The Discrete Fourier Transform (DFT) can be understood as a numerical approximation to the Fourier transform. However, the DFT has its own exact Fourier theory, which is the main focus of this book. The DFT is normally encountered in practice as a Fast Fourier Transform (FFT)--i.e., a high-speed algorithm for computing the DFT. FFTs are used extensively in a wide range of digital signal processing applications, including spectrum analysis, high-speed convolution (linear filtering), filter banks, signal detection and estimation, system identification, audio compression (e.g., MPEG-II AAC), spectral modeling sound synthesis, and many other applications; some of these will be discussed in Chapter 8.

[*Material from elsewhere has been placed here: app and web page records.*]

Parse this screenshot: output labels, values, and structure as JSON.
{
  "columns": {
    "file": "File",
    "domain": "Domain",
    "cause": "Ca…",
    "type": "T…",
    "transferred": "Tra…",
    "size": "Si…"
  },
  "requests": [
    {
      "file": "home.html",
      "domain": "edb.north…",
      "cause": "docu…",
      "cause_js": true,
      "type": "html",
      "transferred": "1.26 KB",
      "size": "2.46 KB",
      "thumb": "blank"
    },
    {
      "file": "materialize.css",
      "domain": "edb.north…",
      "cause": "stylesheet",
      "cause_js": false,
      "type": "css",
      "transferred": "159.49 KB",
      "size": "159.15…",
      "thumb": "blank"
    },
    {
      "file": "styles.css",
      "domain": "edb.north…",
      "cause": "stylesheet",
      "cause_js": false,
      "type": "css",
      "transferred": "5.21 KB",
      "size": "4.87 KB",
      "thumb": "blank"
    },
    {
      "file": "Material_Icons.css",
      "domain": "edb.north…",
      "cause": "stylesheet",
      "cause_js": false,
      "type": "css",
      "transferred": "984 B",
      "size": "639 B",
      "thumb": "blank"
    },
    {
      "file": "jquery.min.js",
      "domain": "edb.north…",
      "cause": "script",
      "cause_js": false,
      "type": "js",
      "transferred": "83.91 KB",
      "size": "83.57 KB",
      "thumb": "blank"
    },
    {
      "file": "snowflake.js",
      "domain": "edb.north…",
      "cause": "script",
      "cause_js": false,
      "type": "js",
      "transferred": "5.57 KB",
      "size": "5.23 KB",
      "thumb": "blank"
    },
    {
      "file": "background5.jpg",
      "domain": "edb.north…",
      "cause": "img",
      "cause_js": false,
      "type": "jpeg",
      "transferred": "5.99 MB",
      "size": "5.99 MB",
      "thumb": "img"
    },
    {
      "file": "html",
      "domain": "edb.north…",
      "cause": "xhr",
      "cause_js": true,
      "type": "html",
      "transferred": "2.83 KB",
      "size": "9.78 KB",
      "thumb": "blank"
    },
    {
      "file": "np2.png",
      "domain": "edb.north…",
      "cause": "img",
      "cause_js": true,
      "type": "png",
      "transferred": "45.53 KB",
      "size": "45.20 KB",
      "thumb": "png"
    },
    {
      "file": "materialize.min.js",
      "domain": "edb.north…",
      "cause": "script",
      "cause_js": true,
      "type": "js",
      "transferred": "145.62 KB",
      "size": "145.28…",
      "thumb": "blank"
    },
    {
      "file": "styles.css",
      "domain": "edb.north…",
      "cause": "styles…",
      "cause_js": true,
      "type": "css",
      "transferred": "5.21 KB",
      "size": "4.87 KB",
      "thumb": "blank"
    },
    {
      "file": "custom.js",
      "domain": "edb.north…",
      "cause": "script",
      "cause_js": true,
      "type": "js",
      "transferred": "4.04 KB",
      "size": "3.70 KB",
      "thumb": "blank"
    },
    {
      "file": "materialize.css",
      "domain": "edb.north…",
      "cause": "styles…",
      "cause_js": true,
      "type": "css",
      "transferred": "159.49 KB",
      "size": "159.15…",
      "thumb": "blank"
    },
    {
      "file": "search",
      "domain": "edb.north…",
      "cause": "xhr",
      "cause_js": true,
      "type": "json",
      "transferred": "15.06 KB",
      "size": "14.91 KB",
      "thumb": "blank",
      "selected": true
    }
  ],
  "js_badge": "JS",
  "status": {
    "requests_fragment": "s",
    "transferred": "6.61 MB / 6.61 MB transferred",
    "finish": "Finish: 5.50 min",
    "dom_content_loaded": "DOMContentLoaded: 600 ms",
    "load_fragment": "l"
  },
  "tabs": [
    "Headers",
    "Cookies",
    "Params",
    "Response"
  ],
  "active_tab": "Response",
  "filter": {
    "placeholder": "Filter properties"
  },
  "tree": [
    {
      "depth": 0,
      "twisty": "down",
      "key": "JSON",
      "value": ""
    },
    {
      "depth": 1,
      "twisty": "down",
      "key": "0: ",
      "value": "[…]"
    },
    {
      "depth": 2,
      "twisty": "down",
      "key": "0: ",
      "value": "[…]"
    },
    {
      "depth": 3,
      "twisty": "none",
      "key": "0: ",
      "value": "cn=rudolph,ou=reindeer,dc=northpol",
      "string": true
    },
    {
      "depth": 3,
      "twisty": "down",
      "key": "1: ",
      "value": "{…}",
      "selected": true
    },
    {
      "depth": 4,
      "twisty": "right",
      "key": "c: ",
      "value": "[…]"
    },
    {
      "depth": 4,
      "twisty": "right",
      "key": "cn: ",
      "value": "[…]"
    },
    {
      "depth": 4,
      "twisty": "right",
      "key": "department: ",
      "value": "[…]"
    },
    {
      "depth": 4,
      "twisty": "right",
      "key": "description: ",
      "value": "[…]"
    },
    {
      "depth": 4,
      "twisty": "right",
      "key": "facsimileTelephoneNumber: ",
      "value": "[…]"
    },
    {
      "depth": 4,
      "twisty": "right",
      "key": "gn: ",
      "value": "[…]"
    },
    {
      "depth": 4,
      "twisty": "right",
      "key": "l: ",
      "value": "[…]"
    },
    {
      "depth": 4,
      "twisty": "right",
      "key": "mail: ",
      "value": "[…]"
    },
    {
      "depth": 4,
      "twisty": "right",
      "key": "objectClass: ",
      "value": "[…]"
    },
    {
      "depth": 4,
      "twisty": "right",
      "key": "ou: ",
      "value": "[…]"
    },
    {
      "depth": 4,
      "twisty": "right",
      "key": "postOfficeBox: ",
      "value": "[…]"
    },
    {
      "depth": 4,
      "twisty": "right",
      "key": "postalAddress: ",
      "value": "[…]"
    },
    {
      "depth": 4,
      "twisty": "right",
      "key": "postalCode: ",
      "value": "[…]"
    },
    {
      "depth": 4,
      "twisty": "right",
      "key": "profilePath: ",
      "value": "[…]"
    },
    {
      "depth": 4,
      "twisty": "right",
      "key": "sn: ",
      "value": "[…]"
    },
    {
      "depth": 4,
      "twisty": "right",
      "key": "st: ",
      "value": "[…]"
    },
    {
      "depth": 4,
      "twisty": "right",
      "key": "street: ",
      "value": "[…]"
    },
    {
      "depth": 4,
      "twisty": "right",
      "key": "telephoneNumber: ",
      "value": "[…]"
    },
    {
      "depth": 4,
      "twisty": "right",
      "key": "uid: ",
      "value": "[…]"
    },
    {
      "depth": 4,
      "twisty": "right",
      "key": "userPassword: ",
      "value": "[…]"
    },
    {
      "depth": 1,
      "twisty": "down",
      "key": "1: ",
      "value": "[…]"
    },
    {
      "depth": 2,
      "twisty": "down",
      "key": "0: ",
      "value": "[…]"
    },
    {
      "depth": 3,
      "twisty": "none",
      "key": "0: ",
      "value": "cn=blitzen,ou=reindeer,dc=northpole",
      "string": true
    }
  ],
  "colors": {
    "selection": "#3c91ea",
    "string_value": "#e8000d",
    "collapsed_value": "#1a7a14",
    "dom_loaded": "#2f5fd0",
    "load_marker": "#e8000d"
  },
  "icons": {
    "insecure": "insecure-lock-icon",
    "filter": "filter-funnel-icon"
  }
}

This book started out as a series of readers for my introductory course in digital audio signal processing that I have given at the Center for Computer Research in Music and Acoustics (CCRMA) since 1984. The course was created primarily for entering Music Ph.D. students in the Computer Based Music Theory program at CCRMA. As a result, the only prerequisite is a good high-school math background, including some calculus exposure.